Even though this jackass has the flu, they’ve decided to martyr themselves (and apparently you as well) and show up to work weak, red-faced, and sneezing. They think it makes them look dedicated, but it actually makes them look like a selfish jackass.
Jackass reaction: There are a few ways you could go here, depending on the strength of your immune system. You could approach the martyr, doing your best impression of the close talker from “Seinfeld,” wait for the apex of their sneeze, and, as their mouth opens wide, cough right into it. Then run away apologizing for the tuberculosis they now have to be vaccinated against. Another option is wearing a hazmat suit like Dustin Hoffman in “Outbreak” or Brad Pitt in “World War Z.”
Whisperer reaction: You’d rather deal with the sick martyr than Joe in accounting who gets the “flu” every long weekend. You keep your distance, wash your hands frequently, and eat your vegetables.
We’re all the jackass and we’re also all the whisperer, writes Scott. He recommends that we stick to saying kind things to others, remain considerate of other’s time, and share space more often than we share our own opinion.
Scott Stratten is an “unmarketer”. An expert in viral, social, and authentic marketing. Using real life, practical examples, along with a good dose of humour, he shows audiences how to “unlearn” the old ways and consistently attract, engage, and hold on to the right customers.
Scott is the author of six bestselling business books, including UnBranding: 100 Branding Lessons for the Age of Disruption and UnMarketing: Stop Marketing. Start Engaging. His book, UnSelling: The New Customer Experience, was named “Sales Book of the Year” by 1-800 CEOREAD.

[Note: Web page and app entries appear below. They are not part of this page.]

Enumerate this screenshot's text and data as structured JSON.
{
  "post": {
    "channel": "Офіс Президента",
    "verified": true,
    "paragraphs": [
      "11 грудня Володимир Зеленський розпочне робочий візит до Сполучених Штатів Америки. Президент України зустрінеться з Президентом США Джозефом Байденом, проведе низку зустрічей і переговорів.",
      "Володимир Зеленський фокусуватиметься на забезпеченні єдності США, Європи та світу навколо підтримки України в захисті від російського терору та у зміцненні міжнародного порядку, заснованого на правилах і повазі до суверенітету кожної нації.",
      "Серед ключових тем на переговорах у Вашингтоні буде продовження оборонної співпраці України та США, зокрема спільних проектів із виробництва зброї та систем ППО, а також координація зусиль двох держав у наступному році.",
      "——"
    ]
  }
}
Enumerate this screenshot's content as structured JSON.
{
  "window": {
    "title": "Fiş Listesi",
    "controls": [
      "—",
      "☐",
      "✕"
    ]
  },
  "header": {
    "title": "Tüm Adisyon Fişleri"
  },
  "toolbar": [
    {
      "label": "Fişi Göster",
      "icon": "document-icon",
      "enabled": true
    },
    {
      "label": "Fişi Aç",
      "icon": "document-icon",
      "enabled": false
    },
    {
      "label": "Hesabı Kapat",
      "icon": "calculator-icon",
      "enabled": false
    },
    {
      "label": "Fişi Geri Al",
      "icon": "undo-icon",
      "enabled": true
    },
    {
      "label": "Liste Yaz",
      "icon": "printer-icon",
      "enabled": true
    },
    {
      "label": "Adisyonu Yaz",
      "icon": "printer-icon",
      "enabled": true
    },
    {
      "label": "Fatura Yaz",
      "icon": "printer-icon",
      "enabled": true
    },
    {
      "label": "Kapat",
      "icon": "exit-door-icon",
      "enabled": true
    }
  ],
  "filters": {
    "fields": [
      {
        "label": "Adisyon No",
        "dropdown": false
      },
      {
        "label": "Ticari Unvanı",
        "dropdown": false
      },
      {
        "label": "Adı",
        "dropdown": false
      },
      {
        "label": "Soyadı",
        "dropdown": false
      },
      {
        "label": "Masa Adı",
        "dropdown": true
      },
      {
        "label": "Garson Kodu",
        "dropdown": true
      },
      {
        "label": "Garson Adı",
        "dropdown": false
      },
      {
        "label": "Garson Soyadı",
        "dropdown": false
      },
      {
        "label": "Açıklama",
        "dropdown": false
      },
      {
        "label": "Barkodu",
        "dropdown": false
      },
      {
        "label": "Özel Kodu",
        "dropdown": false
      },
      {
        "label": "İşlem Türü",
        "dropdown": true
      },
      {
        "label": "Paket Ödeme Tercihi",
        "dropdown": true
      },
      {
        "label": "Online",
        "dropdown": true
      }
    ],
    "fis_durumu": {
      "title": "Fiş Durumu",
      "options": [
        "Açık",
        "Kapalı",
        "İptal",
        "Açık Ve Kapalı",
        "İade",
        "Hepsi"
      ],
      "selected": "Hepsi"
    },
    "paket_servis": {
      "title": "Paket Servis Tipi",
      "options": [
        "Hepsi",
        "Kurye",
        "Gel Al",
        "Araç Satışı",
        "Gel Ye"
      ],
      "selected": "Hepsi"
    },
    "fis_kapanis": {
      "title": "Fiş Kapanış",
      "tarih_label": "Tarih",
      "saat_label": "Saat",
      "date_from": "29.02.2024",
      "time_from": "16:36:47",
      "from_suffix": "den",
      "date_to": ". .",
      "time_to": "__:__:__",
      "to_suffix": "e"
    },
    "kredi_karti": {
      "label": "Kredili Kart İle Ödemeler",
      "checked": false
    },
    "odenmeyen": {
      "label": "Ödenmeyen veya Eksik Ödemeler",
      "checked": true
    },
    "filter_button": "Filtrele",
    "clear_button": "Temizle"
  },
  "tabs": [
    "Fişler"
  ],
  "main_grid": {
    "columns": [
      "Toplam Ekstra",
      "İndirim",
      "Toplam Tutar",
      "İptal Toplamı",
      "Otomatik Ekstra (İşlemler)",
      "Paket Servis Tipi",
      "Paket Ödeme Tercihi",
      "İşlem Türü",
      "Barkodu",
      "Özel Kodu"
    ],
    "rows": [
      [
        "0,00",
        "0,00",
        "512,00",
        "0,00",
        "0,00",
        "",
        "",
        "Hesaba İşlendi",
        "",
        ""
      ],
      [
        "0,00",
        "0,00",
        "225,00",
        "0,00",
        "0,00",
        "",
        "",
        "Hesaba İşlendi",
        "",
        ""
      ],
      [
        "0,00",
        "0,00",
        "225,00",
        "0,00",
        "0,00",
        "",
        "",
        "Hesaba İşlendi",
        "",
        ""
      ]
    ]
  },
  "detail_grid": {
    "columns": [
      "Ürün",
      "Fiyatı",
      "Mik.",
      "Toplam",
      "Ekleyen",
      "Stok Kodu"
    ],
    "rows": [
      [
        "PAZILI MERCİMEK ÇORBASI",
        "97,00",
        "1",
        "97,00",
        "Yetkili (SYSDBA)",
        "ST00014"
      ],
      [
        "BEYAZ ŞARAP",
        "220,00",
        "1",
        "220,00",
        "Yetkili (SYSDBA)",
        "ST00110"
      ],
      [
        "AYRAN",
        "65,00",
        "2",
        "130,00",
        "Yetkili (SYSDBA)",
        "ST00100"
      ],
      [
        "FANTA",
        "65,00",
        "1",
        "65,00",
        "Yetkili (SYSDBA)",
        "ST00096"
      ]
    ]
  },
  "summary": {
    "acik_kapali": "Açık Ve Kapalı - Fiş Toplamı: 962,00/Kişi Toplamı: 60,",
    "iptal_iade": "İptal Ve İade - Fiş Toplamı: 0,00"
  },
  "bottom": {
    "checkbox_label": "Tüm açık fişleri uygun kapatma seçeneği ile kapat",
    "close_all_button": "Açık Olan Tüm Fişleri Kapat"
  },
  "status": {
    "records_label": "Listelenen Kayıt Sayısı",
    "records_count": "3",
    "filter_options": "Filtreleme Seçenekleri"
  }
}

Interesting in learning more about Scott and what he can bring to your next event? Email us at [email protected].